A little headline that hit the financial press couple of weeks ago was this piece by Thomson Reuters: http://www.forbes.com/feeds/afx/2009/05/05/afx6376661.html describing that the Chinese government intends to strengthen its regulation over ‘speculative’ foreign exchange accounts by basically eliminating any option to deposit or withdraw without a regulatory approval. End of game.
Following the slow shift from a communist economy to a semi-capitalistic economy, this enormous country is experiencing a tremendous boom unlike any other. With GDP growing even during the current recession there are endless opportunities for foreign investors to invest their money and knowledge in local businesses and exploit large numbers of opportunities that are out there.
It would only make sense to offer the local population, whose middle class is growing rapidly both in numbers and in assets, a variety of financial instruments with Forex trading being one of them. Several factors however will make it difficult or even impossible in the coming years:

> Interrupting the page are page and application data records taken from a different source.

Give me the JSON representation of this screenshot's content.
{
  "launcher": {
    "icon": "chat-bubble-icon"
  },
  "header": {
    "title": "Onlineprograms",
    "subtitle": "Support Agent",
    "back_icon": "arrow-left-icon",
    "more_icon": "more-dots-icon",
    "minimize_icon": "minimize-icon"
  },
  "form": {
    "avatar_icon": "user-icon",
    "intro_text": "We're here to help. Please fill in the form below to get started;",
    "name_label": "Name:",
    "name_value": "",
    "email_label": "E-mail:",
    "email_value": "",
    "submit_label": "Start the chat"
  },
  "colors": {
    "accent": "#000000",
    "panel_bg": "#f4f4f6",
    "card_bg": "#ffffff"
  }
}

- Stringent regulatory, or even lack of regulatory, environment
- Government is very hesitant and careful in its foreign investments policy and openness is not one of its traits
- Relative ignorance regarding usage of financial instruments (which to some brokers is a big advantage)
- Yuan (remnibi) is pegged to USD or at least floats in a band, making betting on the move relatively unattractive
- Inability to transfer funds out of the country, which is probably the biggest hurdle brokers and others deal with. Even if the customer has a credit card or bank account they are unable to deposit their funds in foreign accounts or the foreign account holders are unable to transfer these funds into their own offshore accounts.
So for the time being looks like the only Far East potential is Japan and maybe S. Korea.
If not China itself, Hong Kong then?
Establishing a Hong Kong office does make sense in order to prepare for a future invasion into China once gates are open. While Hong Kong was annexed returned to China when British lease was over, it is still treated differently than mainland China by Chinese officials. For instance you can invest in Chinese shares through HK’s stock market while you are unable to directly invest in the Shanghai market.
So, if different rules apply and the proximity is optimal, why not try Hong Kong?